- [Your objective]:
Would you show every line from the records that holds "title"?

Interface dataset entries:
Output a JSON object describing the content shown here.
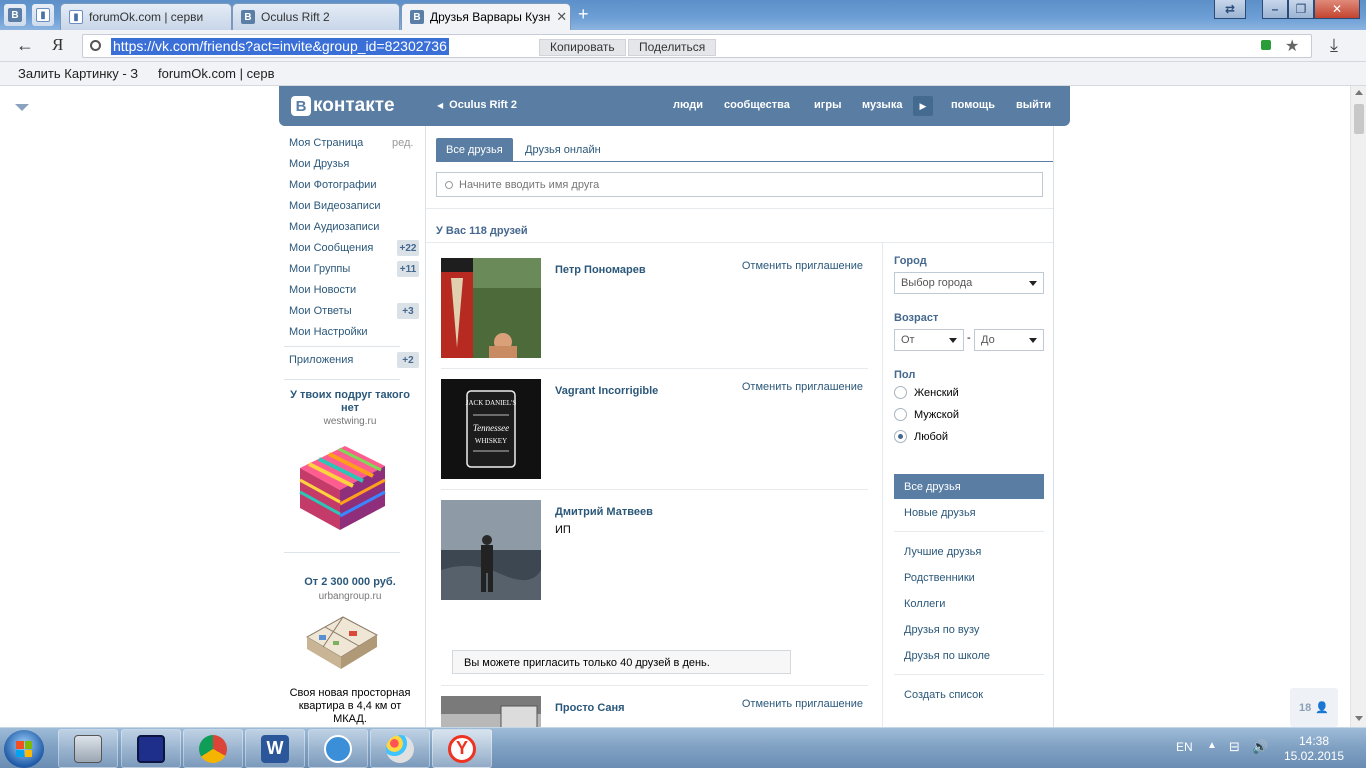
{
  "browser": {
    "tabs": [
      {
        "title": "forumOk.com | серви"
      },
      {
        "title": "Oculus Rift 2"
      },
      {
        "title": "Друзья Варвары Кузн"
      }
    ],
    "url": "https://vk.com/friends?act=invite&group_id=82302736",
    "copy_label": "Копировать",
    "share_label": "Поделиться",
    "bookmarks": [
      "Залить Картинку - З",
      "forumOk.com | серв"
    ]
  },
  "vk": {
    "logo": "контакте",
    "back_link": "Oculus Rift 2",
    "nav": [
      "люди",
      "сообщества",
      "игры",
      "музыка",
      "помощь",
      "выйти"
    ]
  },
  "sidebar": {
    "items": [
      {
        "label": "Моя Страница",
        "extra": "ред."
      },
      {
        "label": "Мои Друзья"
      },
      {
        "label": "Мои Фотографии"
      },
      {
        "label": "Мои Видеозаписи"
      },
      {
        "label": "Мои Аудиозаписи"
      },
      {
        "label": "Мои Сообщения",
        "count": "+22"
      },
      {
        "label": "Мои Группы",
        "count": "+11"
      },
      {
        "label": "Мои Новости"
      },
      {
        "label": "Мои Ответы",
        "count": "+3"
      },
      {
        "label": "Мои Настройки"
      }
    ],
    "apps": {
      "label": "Приложения",
      "count": "+2"
    },
    "ads": [
      {
        "title": "У твоих подруг такого нет",
        "domain": "westwing.ru"
      },
      {
        "title": "От 2 300 000 руб.",
        "domain": "urbangroup.ru",
        "text": "Своя новая просторная квартира в 4,4 км от МКАД."
      }
    ]
  },
  "content": {
    "tabs": [
      "Все друзья",
      "Друзья онлайн"
    ],
    "search_placeholder": "Начните вводить имя друга",
    "count_text": "У Вас 118 друзей",
    "friends": [
      {
        "name": "Петр Пономарев",
        "sub": "",
        "action": "Отменить приглашение"
      },
      {
        "name": "Vagrant Incorrigible",
        "sub": "",
        "action": "Отменить приглашение"
      },
      {
        "name": "Дмитрий Матвеев",
        "sub": "ИП",
        "action": ""
      },
      {
        "name": "Просто Саня",
        "sub": "",
        "action": "Отменить приглашение"
      }
    ],
    "limit_notice": "Вы можете пригласить только 40 друзей в день.",
    "jack_label_top": "JACK DANIEL'S",
    "jack_label_mid": "Tennessee",
    "jack_label_bot": "WHISKEY"
  },
  "filters": {
    "city_label": "Город",
    "city_value": "Выбор города",
    "age_label": "Возраст",
    "age_from": "От",
    "age_to": "До",
    "age_dash": "-",
    "sex_label": "Пол",
    "sex_options": [
      {
        "label": "Женский",
        "checked": false
      },
      {
        "label": "Мужской",
        "checked": false
      },
      {
        "label": "Любой",
        "checked": true
      }
    ],
    "lists_primary": [
      "Все друзья",
      "Новые друзья"
    ],
    "lists_secondary": [
      "Лучшие друзья",
      "Родственники",
      "Коллеги",
      "Друзья по вузу",
      "Друзья по школе"
    ],
    "create_list": "Создать список"
  },
  "notif_count": "18",
  "taskbar": {
    "lang": "EN",
    "time": "14:38",
    "date": "15.02.2015"
  }
}
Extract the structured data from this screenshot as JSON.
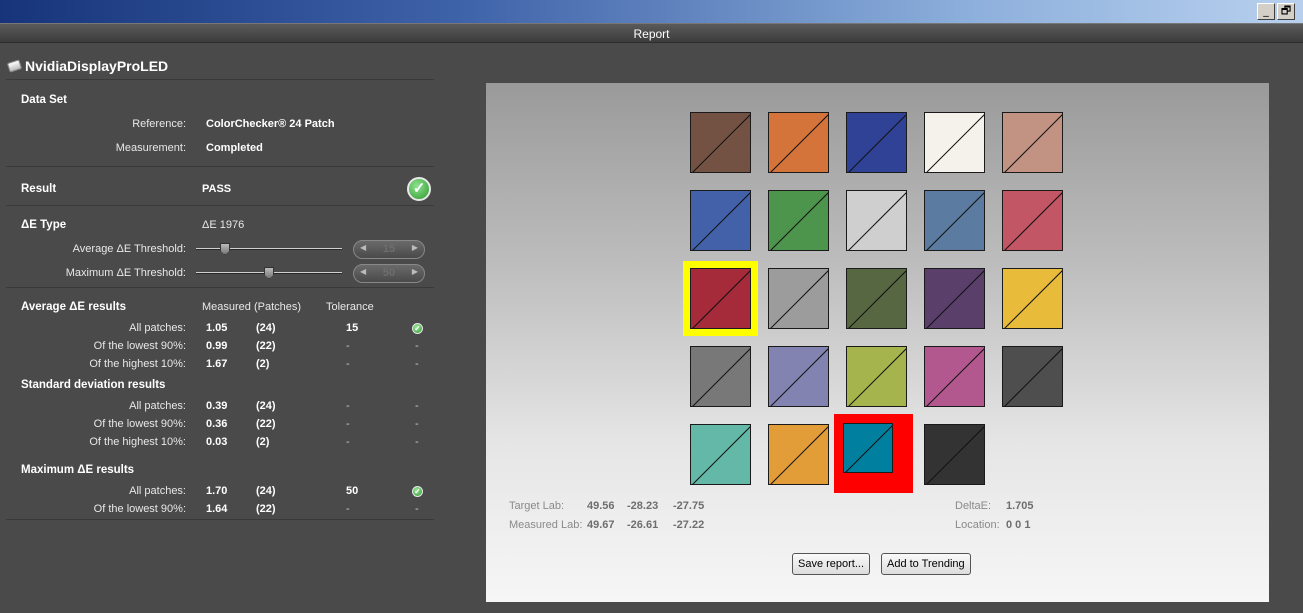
{
  "window": {
    "minimize_glyph": "_",
    "restore_glyph": "🗗"
  },
  "header": {
    "title": "Report"
  },
  "device": {
    "name": "NvidiaDisplayProLED"
  },
  "dataset": {
    "heading": "Data Set",
    "reference_label": "Reference:",
    "reference_value": "ColorChecker® 24 Patch",
    "measurement_label": "Measurement:",
    "measurement_value": "Completed"
  },
  "result": {
    "label": "Result",
    "value": "PASS",
    "status_icon": "check-circle-icon"
  },
  "de_type": {
    "label": "ΔE Type",
    "value": "ΔE 1976",
    "avg_threshold_label": "Average  ΔE Threshold:",
    "avg_threshold_value": "15",
    "avg_threshold_fraction": 0.18,
    "max_threshold_label": "Maximum ΔE Threshold:",
    "max_threshold_value": "50",
    "max_threshold_fraction": 0.5
  },
  "avg_results": {
    "heading": "Average ΔE results",
    "col_measured": "Measured (Patches)",
    "col_tolerance": "Tolerance",
    "rows": [
      {
        "label": "All patches:",
        "value": "1.05",
        "patches": "(24)",
        "tolerance": "15",
        "status": "-",
        "pass": true
      },
      {
        "label": "Of the lowest 90%:",
        "value": "0.99",
        "patches": "(22)",
        "tolerance": "-",
        "status": "-",
        "pass": false
      },
      {
        "label": "Of the highest 10%:",
        "value": "1.67",
        "patches": "(2)",
        "tolerance": "-",
        "status": "-",
        "pass": false
      }
    ]
  },
  "std_results": {
    "heading": "Standard deviation results",
    "rows": [
      {
        "label": "All patches:",
        "value": "0.39",
        "patches": "(24)",
        "tolerance": "-",
        "status": "-"
      },
      {
        "label": "Of the lowest 90%:",
        "value": "0.36",
        "patches": "(22)",
        "tolerance": "-",
        "status": "-"
      },
      {
        "label": "Of the highest 10%:",
        "value": "0.03",
        "patches": "(2)",
        "tolerance": "-",
        "status": "-"
      }
    ]
  },
  "max_results": {
    "heading": "Maximum ΔE results",
    "rows": [
      {
        "label": "All patches:",
        "value": "1.70",
        "patches": "(24)",
        "tolerance": "50",
        "status": "-",
        "pass": true
      },
      {
        "label": "Of the lowest 90%:",
        "value": "1.64",
        "patches": "(22)",
        "tolerance": "-",
        "status": "-",
        "pass": false
      }
    ]
  },
  "patches": {
    "rows": [
      [
        "#735244",
        "#d4733a",
        "#2f4296",
        "#f5f2ec",
        "#c29282"
      ],
      [
        "#4361a8",
        "#4d944d",
        "#cfcfcf",
        "#5b7ca0",
        "#c35664"
      ],
      [
        "#a52a3a",
        "#9c9c9c",
        "#566741",
        "#5a3f6a",
        "#e8bc3a"
      ],
      [
        "#787878",
        "#8283b0",
        "#a5b44c",
        "#b2588e",
        "#4e4e4e"
      ],
      [
        "#64b8a8",
        "#e29c38",
        "#00809e",
        "#333333"
      ]
    ],
    "highlight_yellow": "#ffff00",
    "highlight_red": "#ff0000"
  },
  "lab": {
    "target_label": "Target Lab:",
    "target_L": "49.56",
    "target_a": "-28.23",
    "target_b": "-27.75",
    "measured_label": "Measured Lab:",
    "measured_L": "49.67",
    "measured_a": "-26.61",
    "measured_b": "-27.22",
    "delta_label": "DeltaE:",
    "delta_value": "1.705",
    "location_label": "Location:",
    "location_value": "0 0 1"
  },
  "buttons": {
    "save": "Save report...",
    "trending": "Add to Trending"
  }
}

- [Output for this exercise]:
        "title": "forumOk.com | серви"
        "title": "Oculus Rift 2"
        "title": "Друзья Варвары Кузн"
        "title": "У твоих подруг такого нет",
        "title": "От 2 300 000 руб.",
    "title": "Report"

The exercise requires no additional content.